iPhone timer
iPhone timer (Image credit: iMore)

What you need to know

  • Kanye West thinks he'd make a great president, so he's running.
  • Except, he might not be because his campaign ballot was filed 14 seconds late.
  • His team reckons videos showing the ballot being handed in late are down to an iPhone's 'notoriously faulty' clock.

You've probably already read that Kanye West – apparently he makes sneakers? – wants to be president. He thinks it's a really good idea and has nobody around him willing to tell him that it isn't. Regardless, he might not get as far as actually campaigning after his campaign ballot was filed late.

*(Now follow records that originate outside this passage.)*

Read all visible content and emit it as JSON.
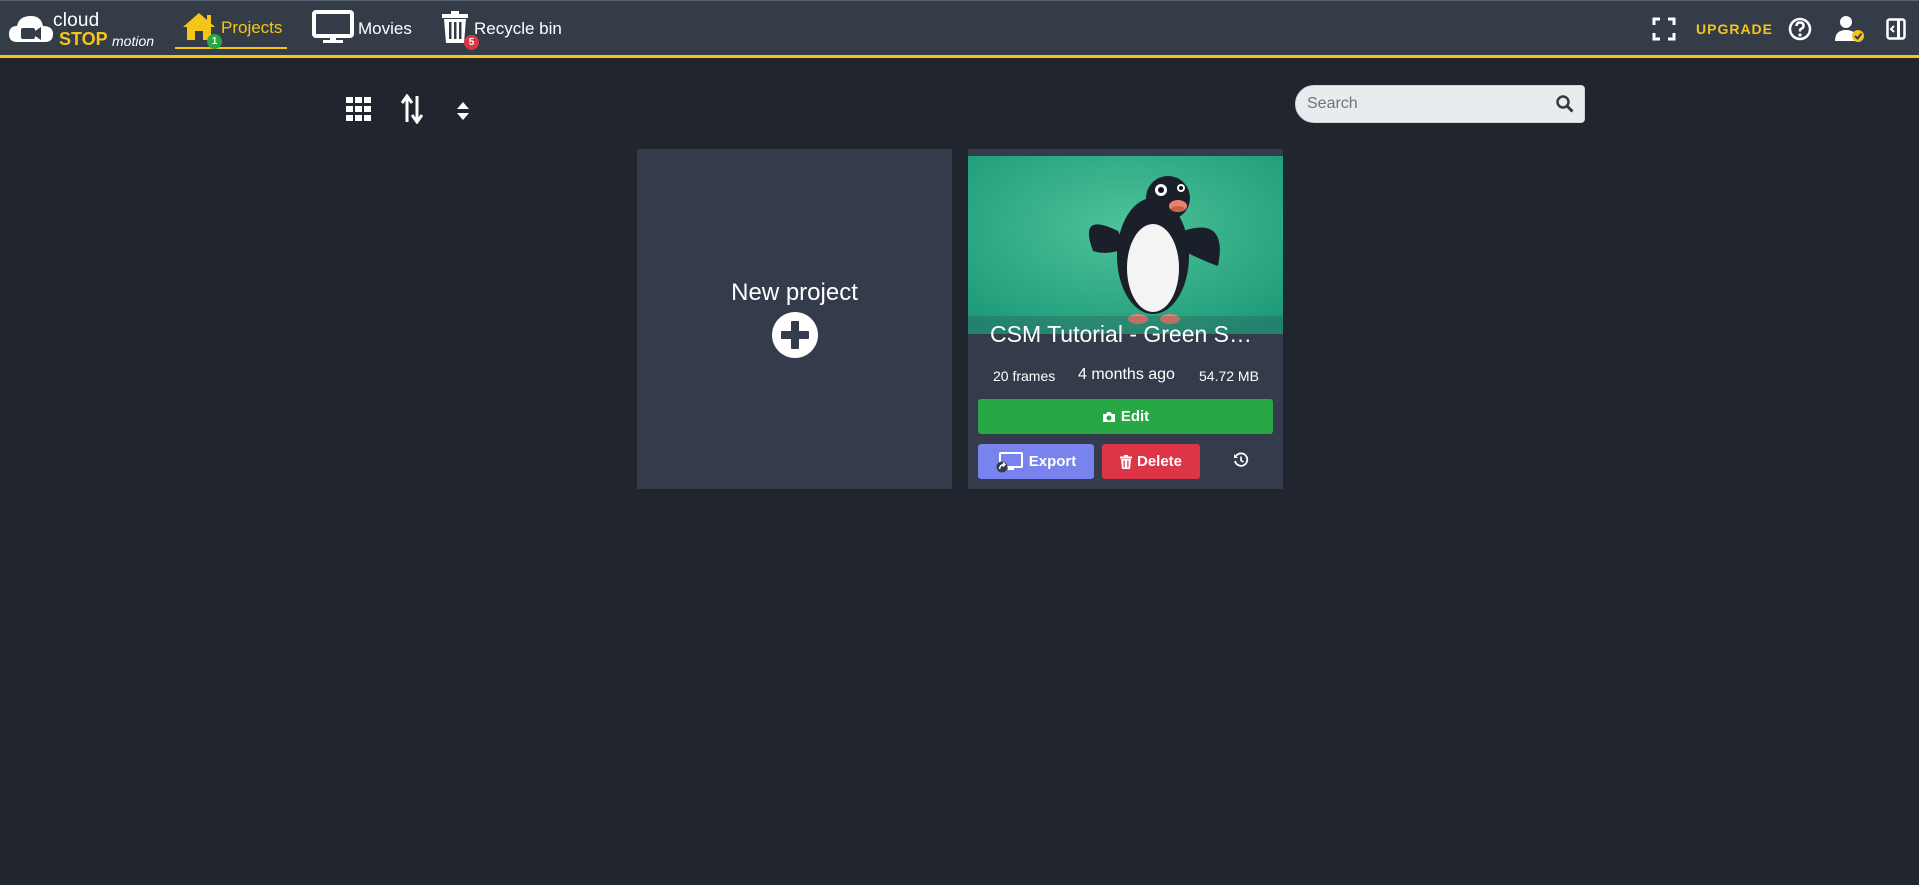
{
  "logo": {
    "line1": "cloud",
    "line2": "STOP",
    "line3": "motion"
  },
  "nav": {
    "projects": {
      "label": "Projects",
      "badge": "1"
    },
    "movies": {
      "label": "Movies"
    },
    "recycle": {
      "label": "Recycle bin",
      "badge": "5"
    }
  },
  "header_right": {
    "upgrade_label": "UPGRADE"
  },
  "search": {
    "placeholder": "Search",
    "value": ""
  },
  "new_project": {
    "label": "New project"
  },
  "project": {
    "title": "CSM Tutorial - Green Screen",
    "frames": "20 frames",
    "modified": "4 months ago",
    "size": "54.72 MB",
    "edit_label": "Edit",
    "export_label": "Export",
    "delete_label": "Delete"
  },
  "colors": {
    "accent": "#f5c518",
    "topbar": "#343c48",
    "background": "#21252d",
    "card": "#343c4b",
    "edit": "#28a745",
    "export": "#7883ee",
    "delete": "#dc3545"
  },
  "icons": [
    "home-icon",
    "monitor-icon",
    "trash-icon",
    "fullscreen-icon",
    "help-icon",
    "user-check-icon",
    "sidebar-toggle-icon",
    "grid-view-icon",
    "sort-icon",
    "expand-collapse-icon",
    "search-icon",
    "plus-circle-icon",
    "camera-icon",
    "export-icon",
    "history-icon"
  ]
}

Late, by 14 seconds. And, as an aside, you apparently can't trust an iPhone clock.

According to the Milwaukee Journal Sentinel (opens in new tab), West's team started out by arguing that the 5 p.m. deadline that everyone had to get their papers in by wasn't really a 5 p.m. deadline.

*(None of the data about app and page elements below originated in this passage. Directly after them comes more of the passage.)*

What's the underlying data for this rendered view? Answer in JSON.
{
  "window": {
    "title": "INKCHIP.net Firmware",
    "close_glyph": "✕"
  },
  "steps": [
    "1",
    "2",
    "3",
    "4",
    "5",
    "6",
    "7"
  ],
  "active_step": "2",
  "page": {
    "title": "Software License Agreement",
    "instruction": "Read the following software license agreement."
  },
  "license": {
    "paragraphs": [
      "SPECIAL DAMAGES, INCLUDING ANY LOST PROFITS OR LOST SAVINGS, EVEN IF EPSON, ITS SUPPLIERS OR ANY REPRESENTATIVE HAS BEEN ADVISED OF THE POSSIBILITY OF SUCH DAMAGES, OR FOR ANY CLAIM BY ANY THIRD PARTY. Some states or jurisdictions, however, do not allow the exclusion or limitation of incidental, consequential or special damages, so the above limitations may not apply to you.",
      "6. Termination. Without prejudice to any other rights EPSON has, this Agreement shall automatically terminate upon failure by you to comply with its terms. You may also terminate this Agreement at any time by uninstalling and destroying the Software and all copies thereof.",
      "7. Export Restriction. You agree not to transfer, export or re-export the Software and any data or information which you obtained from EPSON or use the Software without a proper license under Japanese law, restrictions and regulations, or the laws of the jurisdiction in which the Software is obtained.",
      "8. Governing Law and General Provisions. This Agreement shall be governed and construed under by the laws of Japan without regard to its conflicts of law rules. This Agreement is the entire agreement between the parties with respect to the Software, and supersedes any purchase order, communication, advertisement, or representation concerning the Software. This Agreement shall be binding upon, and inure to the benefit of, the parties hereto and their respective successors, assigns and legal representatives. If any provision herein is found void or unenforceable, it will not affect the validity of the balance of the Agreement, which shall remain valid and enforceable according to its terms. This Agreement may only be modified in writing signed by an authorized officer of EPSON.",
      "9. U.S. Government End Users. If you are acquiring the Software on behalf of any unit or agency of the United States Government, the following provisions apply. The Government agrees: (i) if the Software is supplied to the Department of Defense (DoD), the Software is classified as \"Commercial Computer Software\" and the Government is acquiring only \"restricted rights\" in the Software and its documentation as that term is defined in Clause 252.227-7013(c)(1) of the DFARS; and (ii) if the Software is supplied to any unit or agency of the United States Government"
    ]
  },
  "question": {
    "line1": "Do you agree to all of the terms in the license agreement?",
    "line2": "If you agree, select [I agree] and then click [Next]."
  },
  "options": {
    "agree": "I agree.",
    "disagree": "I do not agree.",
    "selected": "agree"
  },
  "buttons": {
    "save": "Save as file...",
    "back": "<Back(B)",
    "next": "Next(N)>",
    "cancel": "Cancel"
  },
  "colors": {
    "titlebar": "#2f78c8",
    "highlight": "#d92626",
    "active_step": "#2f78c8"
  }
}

"The statutory provision does not distinguish between minutes and seconds," lawyer Michael Curran of Spring Green said in the filing. "For the average observer, arriving before 5:01 p.m. is arriving 'not later' than 5 p.m.

Next up was a raft of excuses involving people getting in the way and just general straw-grabbing. But the best excuse is, without a doubt, the claim that an iPhone clock showing someone filing the ballot late should be ignored. See, iPhones aren't very good at keeping time.

Curran dismisses a video and tweet by a WISN-TV (Channel 12) reporter that Ruhland and her assistant entered the building 18 seconds after 5 p.m. Curran also challenged a video by a Democratic Party staffer that suggested they arrived about 20 seconds after the deadline.That video, Curran said, used an iPhone clock to track Ruhland's entrance. Curran said such clocks are notoriously faulty.

Obviously, Kanye and his team are appealing and it's now down to six people to decide just how important those 14 seconds are.

The complaints will be reviewed by Elections Commission staffers, who will make a recommendation on West's nomination papers to the bipartisan board. The panel is made up of three Democrats and three Republicans.

Well then. Time to stop trusting that alarm you've got set.

Oliver Haslam
Contributor

Oliver Haslam has written about Apple and the wider technology business for more than a decade with bylines on How-To Geek, PC Mag, iDownloadBlog, and many more. He has also been published in print for Macworld, including cover stories. At iMore, Oliver is involved in daily news coverage and, not being short of opinions, has been known to 'explain' those thoughts in more detail, too.

Having grown up using PCs and spending far too much money on graphics card and flashy RAM, Oliver switched to the Mac with a G5 iMac and hasn't looked back. Since then he's seen the growth of the smartphone world, backed by iPhone, and new product categories come and go. Current expertise includes iOS, macOS, streaming services, and pretty much anything that has a battery or plugs into a wall. Oliver also covers mobile gaming for iMore, with Apple Arcade a particular focus. He's been gaming since the Atari 2600 days and still struggles to comprehend the fact he can play console quality titles on his pocket computer.

1 Comment
  • A connected iPhone gets it's time from the carrier network. Those are generally pretty accurate.